_About this exercise:_ Look through the data below. Pick out the lines holding the string "usage".

⁂

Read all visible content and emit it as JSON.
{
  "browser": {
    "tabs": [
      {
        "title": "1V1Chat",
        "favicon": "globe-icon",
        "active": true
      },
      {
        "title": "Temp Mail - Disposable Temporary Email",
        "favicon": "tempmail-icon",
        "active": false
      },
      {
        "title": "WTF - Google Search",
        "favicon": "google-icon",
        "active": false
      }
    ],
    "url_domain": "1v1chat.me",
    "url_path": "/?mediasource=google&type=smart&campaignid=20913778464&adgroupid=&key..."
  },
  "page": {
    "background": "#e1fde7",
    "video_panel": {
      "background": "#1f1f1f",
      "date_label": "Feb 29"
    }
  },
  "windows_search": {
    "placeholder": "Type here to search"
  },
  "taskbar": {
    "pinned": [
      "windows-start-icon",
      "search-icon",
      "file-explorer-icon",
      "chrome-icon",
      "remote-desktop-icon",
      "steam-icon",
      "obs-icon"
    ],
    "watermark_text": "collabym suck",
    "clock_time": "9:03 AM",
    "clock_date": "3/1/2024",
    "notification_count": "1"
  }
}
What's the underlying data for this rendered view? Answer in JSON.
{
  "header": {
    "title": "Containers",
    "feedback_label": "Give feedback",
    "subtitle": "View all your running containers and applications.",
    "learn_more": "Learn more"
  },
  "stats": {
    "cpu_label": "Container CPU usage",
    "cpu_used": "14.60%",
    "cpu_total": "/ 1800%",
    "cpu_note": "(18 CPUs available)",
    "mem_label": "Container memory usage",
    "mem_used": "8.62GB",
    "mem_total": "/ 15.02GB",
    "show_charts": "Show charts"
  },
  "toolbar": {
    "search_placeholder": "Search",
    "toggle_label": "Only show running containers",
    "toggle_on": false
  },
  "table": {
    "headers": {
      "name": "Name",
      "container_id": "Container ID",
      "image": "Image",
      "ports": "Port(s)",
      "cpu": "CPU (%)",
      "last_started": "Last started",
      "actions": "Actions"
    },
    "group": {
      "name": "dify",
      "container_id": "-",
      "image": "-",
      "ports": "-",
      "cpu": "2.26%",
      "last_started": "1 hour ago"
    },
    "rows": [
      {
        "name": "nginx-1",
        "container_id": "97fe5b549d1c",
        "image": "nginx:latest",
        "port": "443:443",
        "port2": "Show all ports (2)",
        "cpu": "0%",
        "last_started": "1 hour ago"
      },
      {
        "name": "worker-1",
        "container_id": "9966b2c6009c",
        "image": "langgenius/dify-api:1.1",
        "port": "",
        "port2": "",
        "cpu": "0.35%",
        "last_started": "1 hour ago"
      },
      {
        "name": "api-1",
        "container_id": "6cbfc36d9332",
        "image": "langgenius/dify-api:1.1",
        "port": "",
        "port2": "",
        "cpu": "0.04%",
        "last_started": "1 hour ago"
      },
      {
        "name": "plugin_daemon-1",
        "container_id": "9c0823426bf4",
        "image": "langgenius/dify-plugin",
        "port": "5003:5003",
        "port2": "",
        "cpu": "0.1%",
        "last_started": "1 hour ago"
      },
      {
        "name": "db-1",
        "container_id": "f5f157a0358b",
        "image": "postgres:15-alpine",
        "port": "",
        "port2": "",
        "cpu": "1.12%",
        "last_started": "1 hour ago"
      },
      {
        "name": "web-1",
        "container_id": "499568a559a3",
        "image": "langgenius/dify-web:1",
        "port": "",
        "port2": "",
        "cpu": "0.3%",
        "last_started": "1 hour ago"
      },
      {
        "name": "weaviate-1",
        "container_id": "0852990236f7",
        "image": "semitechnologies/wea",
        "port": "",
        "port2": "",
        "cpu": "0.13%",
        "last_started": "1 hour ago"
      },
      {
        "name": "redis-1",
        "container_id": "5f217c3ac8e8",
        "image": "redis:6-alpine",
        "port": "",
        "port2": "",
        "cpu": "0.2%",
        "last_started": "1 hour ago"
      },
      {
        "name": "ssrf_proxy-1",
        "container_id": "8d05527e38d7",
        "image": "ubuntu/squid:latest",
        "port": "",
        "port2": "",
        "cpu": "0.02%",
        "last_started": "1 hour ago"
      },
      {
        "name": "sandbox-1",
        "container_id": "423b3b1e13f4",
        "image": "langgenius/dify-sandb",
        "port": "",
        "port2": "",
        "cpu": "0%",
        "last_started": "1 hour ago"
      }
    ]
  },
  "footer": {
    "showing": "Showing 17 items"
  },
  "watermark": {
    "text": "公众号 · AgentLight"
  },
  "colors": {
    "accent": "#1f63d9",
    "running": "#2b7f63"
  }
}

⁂

_Solution:_
    "cpu_label": "Container CPU usage",
    "mem_label": "Container memory usage",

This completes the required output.